Lee Ranaldo & Leah Singer – iloveyouihateyou
A Mental Squinting, essay by Richard Julin, Curatorial Director Magasin 3 Stockholm Konsthall
A conversation with LEE RANALDO and LEAH SINGER, New York City, 20th of November 2008, interview by Richard Julin
Exhibition catalogue no. 40
No. of pages: 64, color, richly illustrated
Binding: hard cover
Graphic design: Cederteg.Nying.Berlin
Editor: Richard Julin
Publisher: Magasin 3 Stockholm Konsthall, Libraryman Co., Ltd.
Available for purchase in our museum entrance for 300 SEK (approx. 30 EUR)
A Mental Squinting, essay by Richard Julin

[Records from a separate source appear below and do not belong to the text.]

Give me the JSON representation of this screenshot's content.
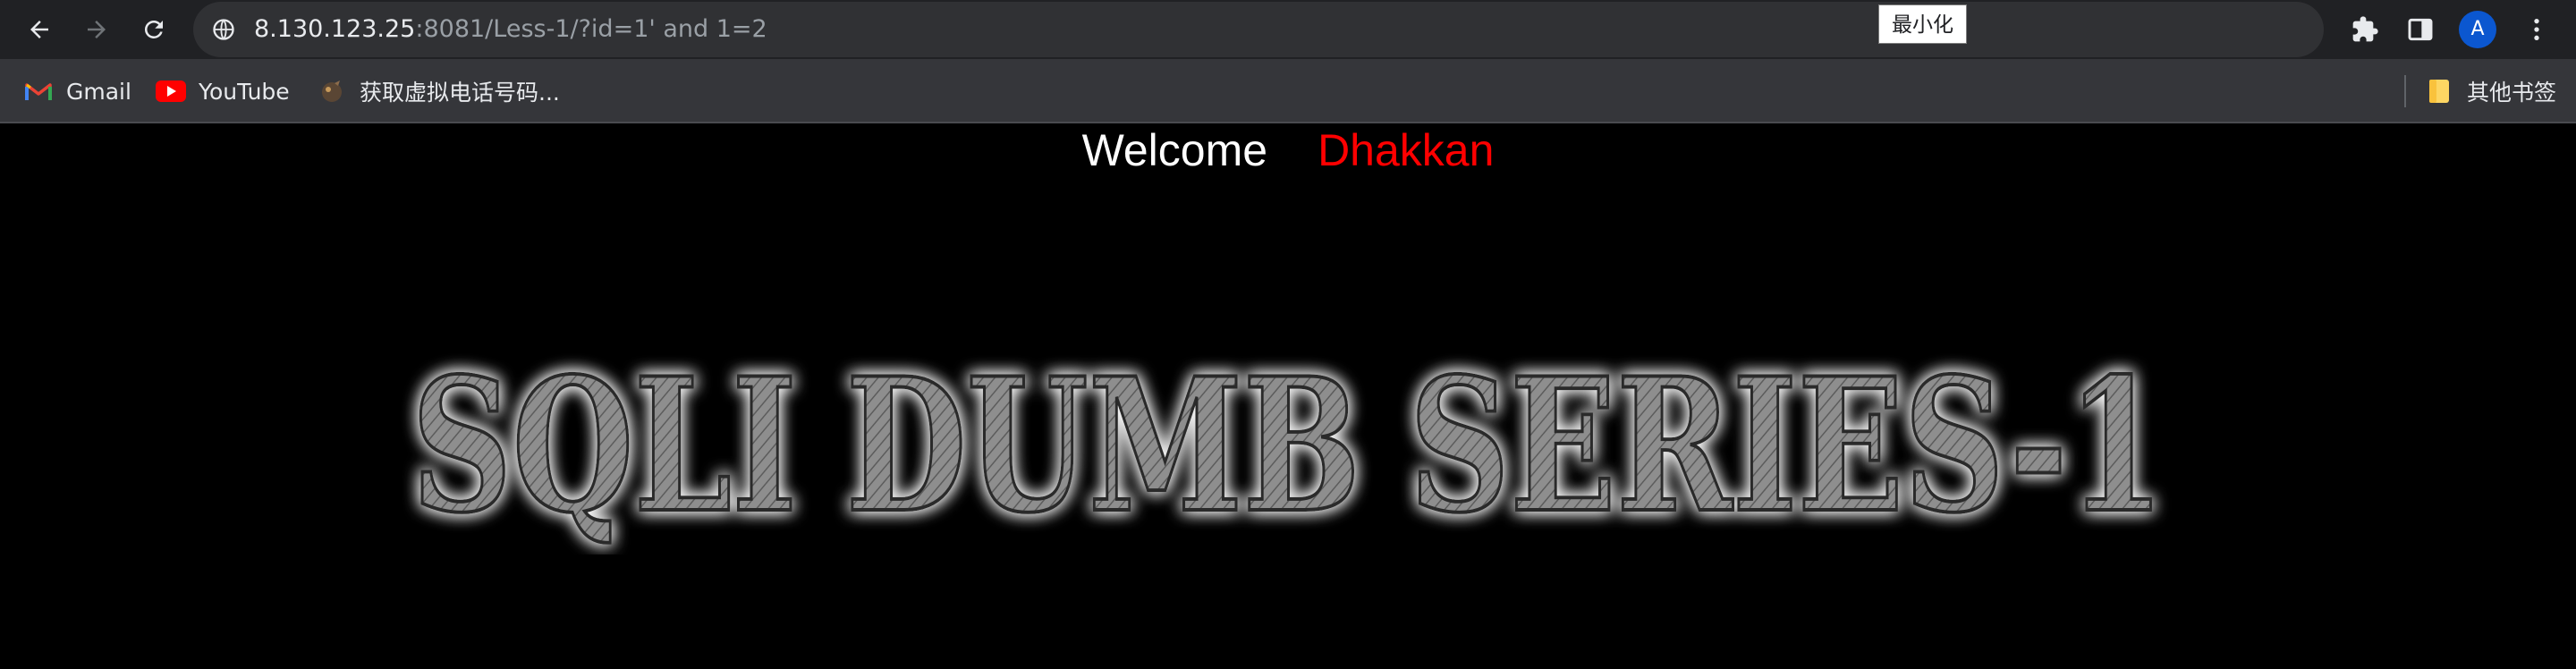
{
  "browser": {
    "url_host": "8.130.123.25",
    "url_rest": ":8081/Less-1/?id=1' and 1=2",
    "tooltip": "最小化",
    "profile_initial": "A",
    "icons": {
      "back": "arrow-left-icon",
      "forward": "arrow-right-icon",
      "reload": "reload-icon",
      "site_info": "site-info-icon",
      "extensions": "puzzle-icon",
      "side_panel": "side-panel-icon",
      "menu": "kebab-menu-icon"
    }
  },
  "bookmarks": {
    "items": [
      {
        "label": "Gmail",
        "icon": "gmail-icon"
      },
      {
        "label": "YouTube",
        "icon": "youtube-icon"
      },
      {
        "label": "获取虚拟电话号码...",
        "icon": "site-favicon-icon"
      }
    ],
    "other": {
      "label": "其他书签",
      "icon": "folder-icon"
    }
  },
  "page": {
    "welcome_text": "Welcome",
    "welcome_name": "Dhakkan",
    "logo_text": "SQLI DUMB SERIES-1",
    "colors": {
      "background": "#000000",
      "welcome": "#ffffff",
      "name": "#ff0000"
    }
  }
}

I want to thank Leah and Lee for the generous discussions on art that we’ve had and for a great time working together developing the exhibition “iloveyouihateyou”.
RICHARD JULIN, chief curator

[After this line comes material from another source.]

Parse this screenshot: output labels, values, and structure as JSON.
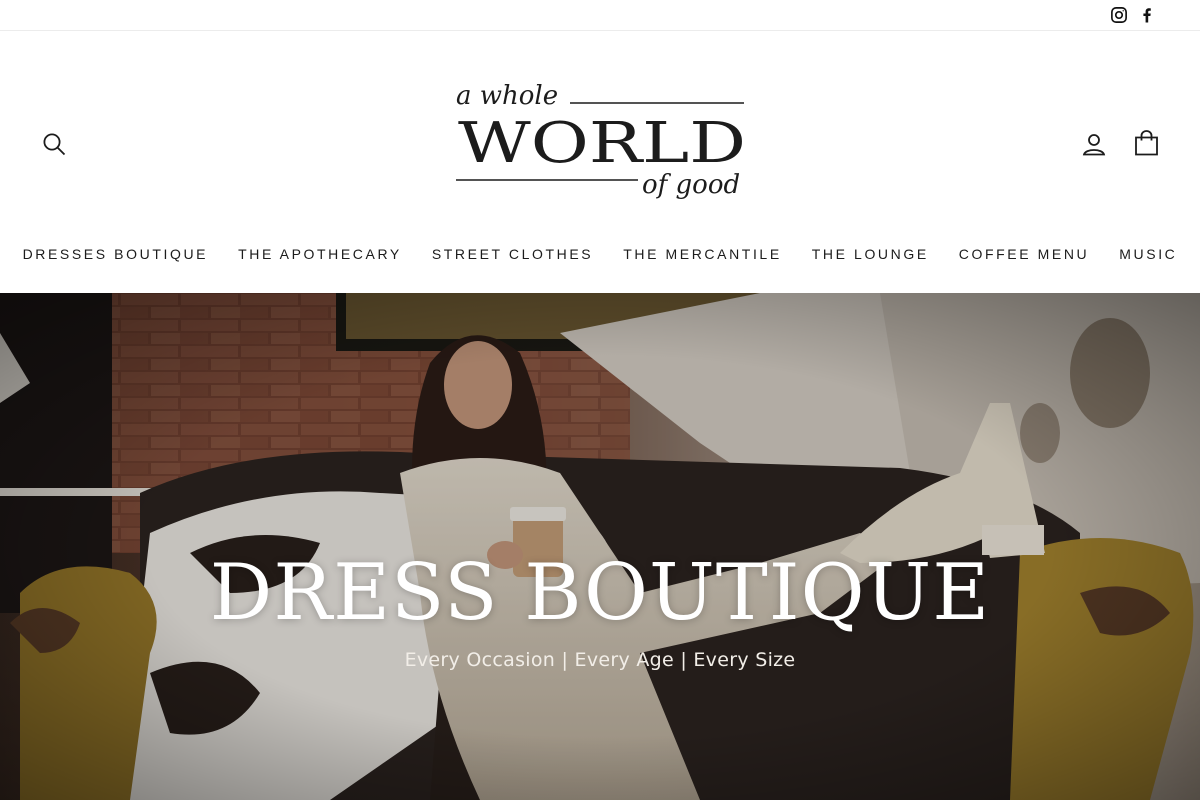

About twenty years ago my idea about what art can be was shaken thoroughly. I was watching Jonas Mekas three hour, epic experimental movie Walden. It poetically depicts brief moments of beauty from quotidian situations. I quickly felt at ease with Walden’s quite slow tempo, hand held camera movements and voice-over sound track. So much that I fell asleep after a while. I woke up a bit later to new images of vaguely familiar faces, a snow storm in Times Square, hearing a voice reading something in French, images of a boat ride… and I dozed off again. When I woke up and followed the flow until the film ended I was exhilarated.

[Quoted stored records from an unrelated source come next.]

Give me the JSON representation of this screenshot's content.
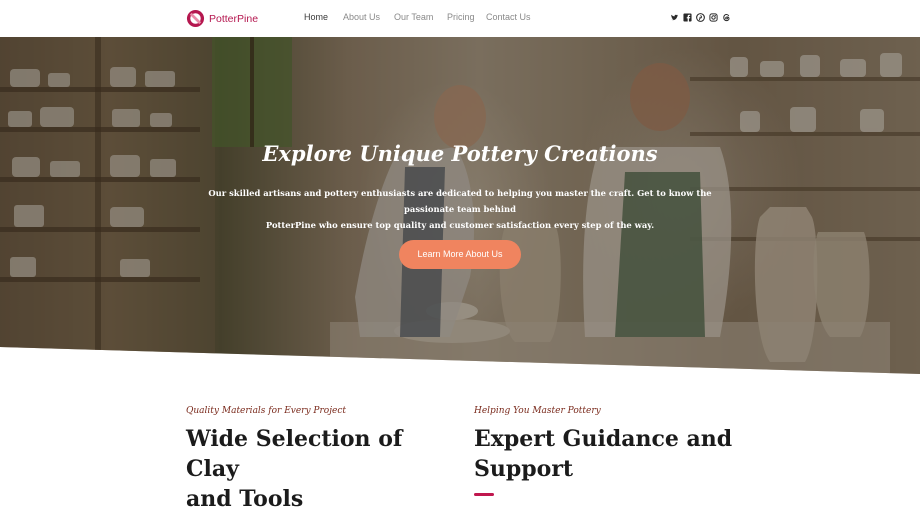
{
  "brand": {
    "name": "PotterPine",
    "logo_icon": "pottery-logo-icon",
    "color": "#b5174f"
  },
  "nav": {
    "items": [
      {
        "label": "Home",
        "active": true
      },
      {
        "label": "About Us",
        "active": false
      },
      {
        "label": "Our Team",
        "active": false
      },
      {
        "label": "Pricing",
        "active": false
      },
      {
        "label": "Contact Us",
        "active": false
      }
    ]
  },
  "socials": [
    "twitter-icon",
    "facebook-icon",
    "pinterest-icon",
    "instagram-icon",
    "threads-icon"
  ],
  "hero": {
    "title": "Explore Unique Pottery Creations",
    "subtitle_line1": "Our skilled artisans and pottery enthusiasts are dedicated to helping you master the craft. Get to know the passionate team behind",
    "subtitle_line2": "PotterPine who ensure top quality and customer satisfaction every step of the way.",
    "button_label": "Learn More About Us",
    "button_color": "#f0845f"
  },
  "features": [
    {
      "kicker": "Quality Materials for Every Project",
      "heading_line1": "Wide Selection of Clay",
      "heading_line2": "and Tools"
    },
    {
      "kicker": "Helping You Master Pottery",
      "heading_line1": "Expert Guidance and",
      "heading_line2": "Support"
    }
  ],
  "accent_color": "#c0174e"
}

I realized that I had felt no urge to understand a specific message or plot line. The experience was like being in a stream of image and sound; an accepting environment that embraced contemplation as well as sleep. It felt like a ‘mental squinting’ where the focus was somewhere between the images, the sound and the thoughts they evoked. A liberating experience!
I got that same feeling when I first saw Leah Singer and Lee Ranaldo’s installation Drift. The work can be described as an immersive sonic/visual environment consisting of music, sounds and texts by Ranaldo in response to two 16mm analytical film projectors performed in real time by Singer. Starting in 1991 Drift was performed live in museums, galleries, concert halls and performing arts centers worldwide until 2005. At that time the work became a DVD film. This fixed version of something that had been in flux for so many years turned out to be a catalyst and starting point for a new work: iloveyouihateyou. This is the work that has its premiere at Magasin 3 during the Spring of 2009.
Leah Singer and Lee Ranaldo’s performance work and installations combine a flow of images and sounds taken from everyday situations, moments that reveal the beauty of the ordinary and turn the commonplace into something extraordinary. The contemporary poetic nature of their work echoes a history of experimental cinema that is included in the exhibition with three older works from the history of American avant-garde cinema: Swamp by Nancy Holt and Robert Smithson (1971), Children’s Tapes by Terry Fox (1974) and City Slivers by Gordon Matta-Clark (1976). I doubt the exhibition iloveyouihateyou will make you fall asleep. But if you do – enjoy!